Hook sizes should be saltwater 1/0 to 5/0 hooks. Some anglers use circle hooks these days, which are great for catch and release. Just remember with circle hooks the fish hooks itself so you do not set the hook. Traditional J-style hooks are popular with bait and Kahle-style hooks work great with live finger mullet.
The best bait when winter cold-water surf fishing for red drum is fresh cut mullet. Cut bait for fresh pinfish, spot, bluefish, pogies (menhaden) or silver perch are good choices as well. These cut baits will also catch you any big bluefish cruising along in the surf. Very fresh cut shrimp is also a decent surf bait for anything, including red drum.
Lively live finger mullet are a strong bait while you can still cast net them. Before the weather gets too cold, live finger mullet may land you a big flounder, as they hang around until about mid-December in smaller numbers but good size. You might also catch a feisty speckled trout. Live mud minnows and pinfish also work.
If you can’t find fresh or live bait, previously frozen mullet or other cut bait will work. But if you can use fresh cut bait, then do so. The difference is amazing.
Redfish feed in the surf and also out beyond it. The surf is where you will be standing to cast. You can make long cast but neglect the whitewater area close to you as well.
Besides the suds, the other important feature for surf fishing is a slough (pronounced slew). Sloughs are areas where deep water exists between the beach and the outer bar. You can often see them as places where there is a sudden end to the white cresting waves or where there is fast-moving rippled water.
You want to cast into these areas. Sometimes sloughs are not far off the beach.
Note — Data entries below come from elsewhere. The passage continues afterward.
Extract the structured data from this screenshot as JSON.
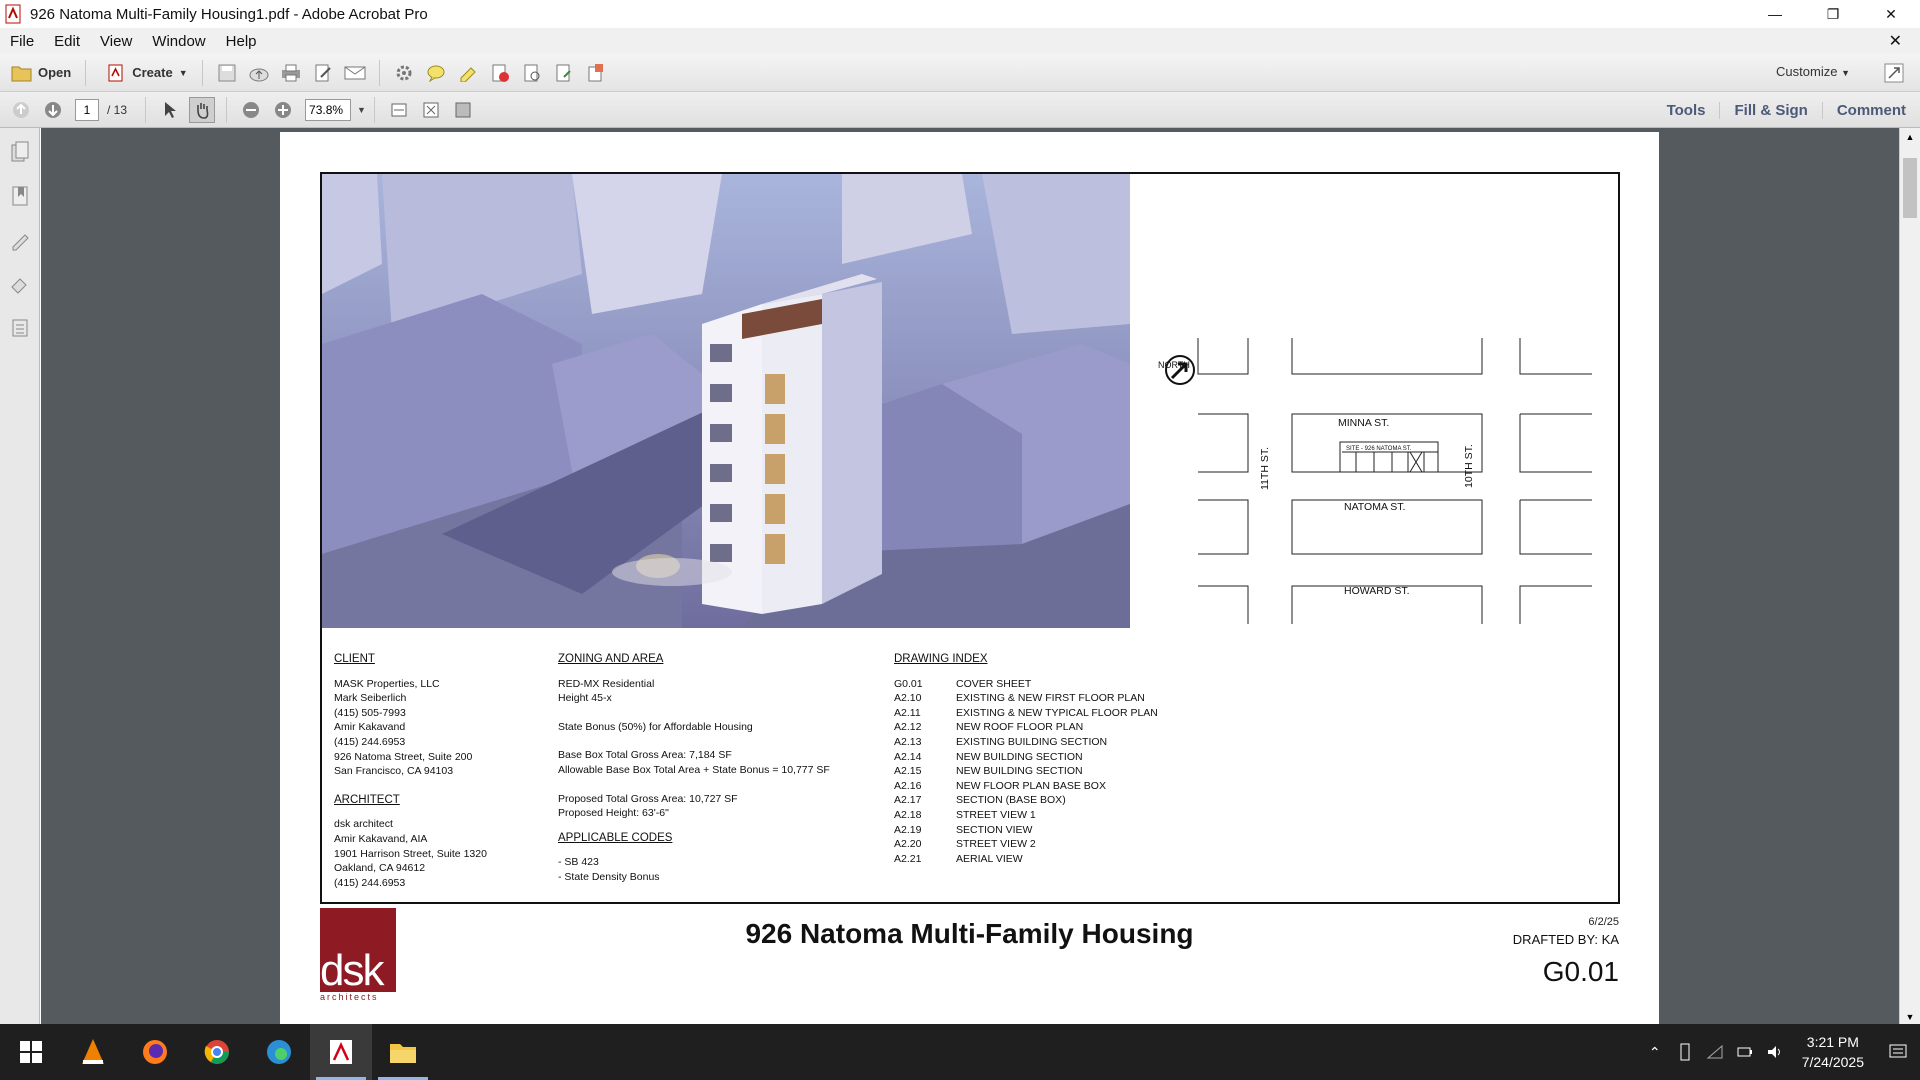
{
  "window": {
    "title": "926 Natoma Multi-Family Housing1.pdf - Adobe Acrobat Pro"
  },
  "menu": [
    "File",
    "Edit",
    "View",
    "Window",
    "Help"
  ],
  "toolbar": {
    "open_label": "Open",
    "create_label": "Create",
    "customize_label": "Customize"
  },
  "nav": {
    "page_current": "1",
    "page_total": "/ 13",
    "zoom": "73.8%"
  },
  "panels": {
    "tools": "Tools",
    "fill_sign": "Fill & Sign",
    "comment": "Comment"
  },
  "document": {
    "map": {
      "north": "NORTH",
      "minna": "MINNA ST.",
      "natoma": "NATOMA ST.",
      "howard": "HOWARD ST.",
      "eleventh": "11TH ST.",
      "tenth": "10TH ST.",
      "site": "SITE - 926 NATOMA ST."
    },
    "client": {
      "heading": "CLIENT",
      "lines": [
        "MASK Properties, LLC",
        "Mark Seiberlich",
        "(415) 505-7993",
        "Amir Kakavand",
        "(415) 244.6953",
        "926 Natoma Street, Suite 200",
        "San Francisco, CA 94103"
      ]
    },
    "architect": {
      "heading": "ARCHITECT",
      "lines": [
        "dsk architect",
        "Amir Kakavand, AIA",
        "1901 Harrison Street, Suite 1320",
        "Oakland, CA 94612",
        "(415) 244.6953"
      ]
    },
    "zoning": {
      "heading": "ZONING AND AREA",
      "l1": "RED-MX Residential",
      "l2": "Height 45-x",
      "l3": "State Bonus (50%) for Affordable Housing",
      "l4": "Base Box Total Gross Area: 7,184 SF",
      "l5": "Allowable Base Box Total Area + State Bonus = 10,777 SF",
      "l6": "Proposed Total Gross Area: 10,727 SF",
      "l7": "Proposed Height:  63'-6\""
    },
    "codes": {
      "heading": "APPLICABLE CODES",
      "lines": [
        "- SB 423",
        "- State Density Bonus"
      ]
    },
    "index": {
      "heading": "DRAWING INDEX",
      "rows": [
        {
          "code": "G0.01",
          "title": "COVER SHEET"
        },
        {
          "code": "A2.10",
          "title": "EXISTING & NEW FIRST FLOOR PLAN"
        },
        {
          "code": "A2.11",
          "title": "EXISTING & NEW TYPICAL FLOOR PLAN"
        },
        {
          "code": "A2.12",
          "title": "NEW ROOF FLOOR PLAN"
        },
        {
          "code": "A2.13",
          "title": "EXISTING BUILDING SECTION"
        },
        {
          "code": "A2.14",
          "title": "NEW BUILDING SECTION"
        },
        {
          "code": "A2.15",
          "title": "NEW BUILDING SECTION"
        },
        {
          "code": "A2.16",
          "title": "NEW FLOOR PLAN BASE BOX"
        },
        {
          "code": "A2.17",
          "title": "SECTION (BASE BOX)"
        },
        {
          "code": "A2.18",
          "title": "STREET VIEW 1"
        },
        {
          "code": "A2.19",
          "title": "SECTION VIEW"
        },
        {
          "code": "A2.20",
          "title": "STREET VIEW 2"
        },
        {
          "code": "A2.21",
          "title": "AERIAL VIEW"
        }
      ]
    },
    "title": "926 Natoma Multi-Family Housing",
    "date": "6/2/25",
    "drafted": "DRAFTED BY: KA",
    "sheet": "G0.01",
    "logo": {
      "text": "dsk",
      "sub": "architects"
    }
  },
  "clock": {
    "time": "3:21 PM",
    "date": "7/24/2025"
  }
}
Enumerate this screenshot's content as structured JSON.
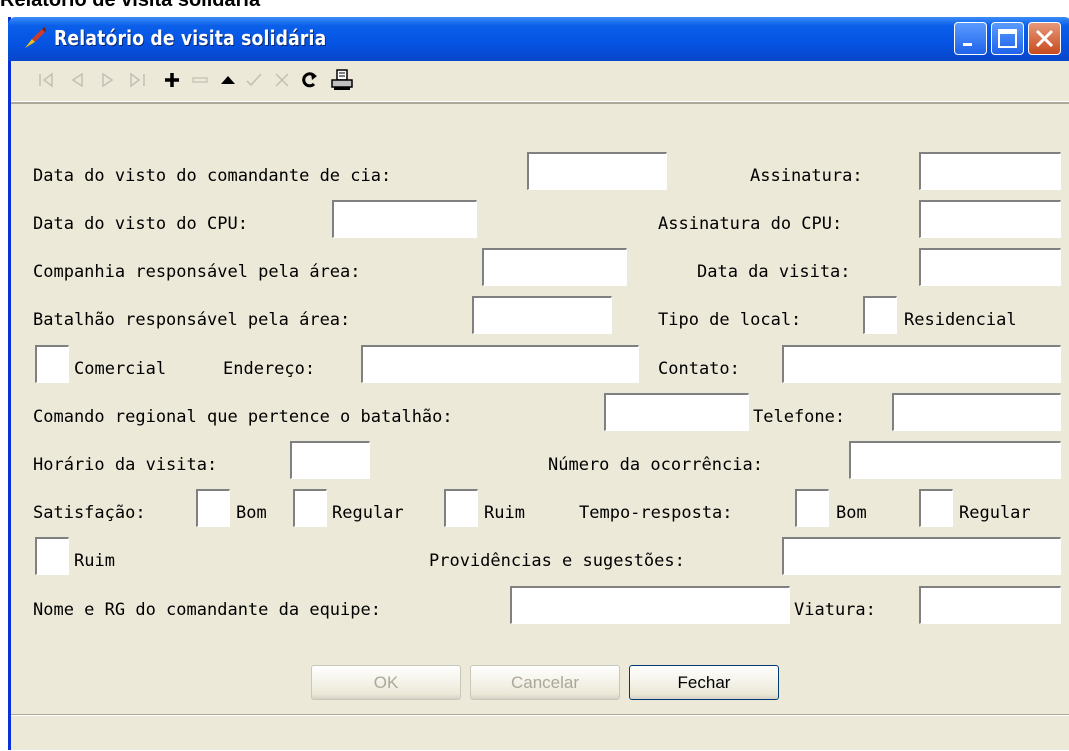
{
  "page": {
    "heading": "Relatório de visita solidária"
  },
  "window": {
    "title": "Relatório de visita solidária",
    "controls": {
      "minimize_icon": "minimize-icon",
      "maximize_icon": "maximize-icon",
      "close_icon": "close-icon"
    }
  },
  "toolbar": {
    "items": [
      "first-record-icon",
      "prev-record-icon",
      "next-record-icon",
      "last-record-icon",
      "insert-record-icon",
      "delete-record-icon",
      "edit-record-icon",
      "post-edit-icon",
      "cancel-edit-icon",
      "refresh-icon",
      "print-icon"
    ],
    "disabled": [
      "first-record-icon",
      "prev-record-icon",
      "next-record-icon",
      "last-record-icon",
      "delete-record-icon",
      "post-edit-icon",
      "cancel-edit-icon"
    ]
  },
  "form": {
    "visto_comandante": {
      "label": "Data do visto do comandante de cia:",
      "value": ""
    },
    "assinatura": {
      "label": "Assinatura:",
      "value": ""
    },
    "visto_cpu": {
      "label": "Data do visto do CPU:",
      "value": ""
    },
    "assinatura_cpu": {
      "label": "Assinatura do CPU:",
      "value": ""
    },
    "companhia": {
      "label": "Companhia responsável pela área:",
      "value": ""
    },
    "data_visita": {
      "label": "Data da visita:",
      "value": ""
    },
    "batalhao": {
      "label": "Batalhão responsável pela área:",
      "value": ""
    },
    "tipo_local": {
      "label": "Tipo de local:",
      "residencial": "Residencial",
      "comercial": "Comercial"
    },
    "endereco": {
      "label": "Endereço:",
      "value": ""
    },
    "contato": {
      "label": "Contato:",
      "value": ""
    },
    "comando_regional": {
      "label": "Comando regional que pertence o batalhão:",
      "value": ""
    },
    "telefone": {
      "label": "Telefone:",
      "value": ""
    },
    "horario": {
      "label": "Horário da visita:",
      "value": ""
    },
    "ocorrencia": {
      "label": "Número da ocorrência:",
      "value": ""
    },
    "satisfacao": {
      "label": "Satisfação:",
      "bom": "Bom",
      "regular": "Regular",
      "ruim": "Ruim"
    },
    "tempo_resposta": {
      "label": "Tempo-resposta:",
      "bom": "Bom",
      "regular": "Regular",
      "ruim": "Ruim"
    },
    "providencias": {
      "label": "Providências e sugestões:",
      "value": ""
    },
    "nome_rg": {
      "label": "Nome e RG do comandante da equipe:",
      "value": ""
    },
    "viatura": {
      "label": "Viatura:",
      "value": ""
    }
  },
  "buttons": {
    "ok": "OK",
    "cancelar": "Cancelar",
    "fechar": "Fechar"
  },
  "colors": {
    "titlebar": "#0553e3",
    "window_bg": "#ece9d8",
    "close_button": "#c84b1e"
  }
}
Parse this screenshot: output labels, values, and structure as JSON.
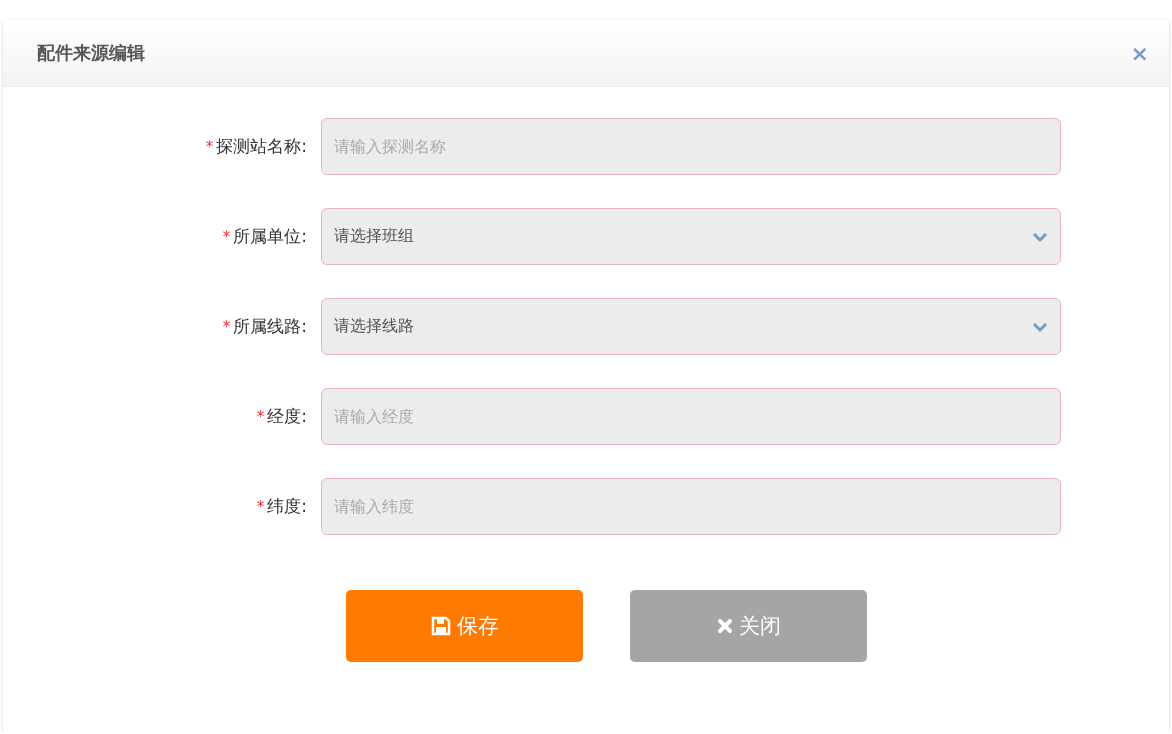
{
  "dialog": {
    "title": "配件来源编辑",
    "close_icon": "×"
  },
  "fields": [
    {
      "kind": "text",
      "label": "探测站名称:",
      "required_mark": "*",
      "placeholder": "请输入探测名称"
    },
    {
      "kind": "select",
      "label": "所属单位:",
      "required_mark": "*",
      "placeholder": "请选择班组"
    },
    {
      "kind": "select",
      "label": "所属线路:",
      "required_mark": "*",
      "placeholder": "请选择线路"
    },
    {
      "kind": "text",
      "label": "经度:",
      "required_mark": "*",
      "placeholder": "请输入经度"
    },
    {
      "kind": "text",
      "label": "纬度:",
      "required_mark": "*",
      "placeholder": "请输入纬度"
    }
  ],
  "buttons": [
    {
      "kind": "save",
      "label": "保存"
    },
    {
      "kind": "close",
      "label": "关闭"
    }
  ]
}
They may even be exposed at low tide, when you can find them and come back to fish them later.
Sloughs are magnets for mullet schools and crabs, and thus for red drum as well.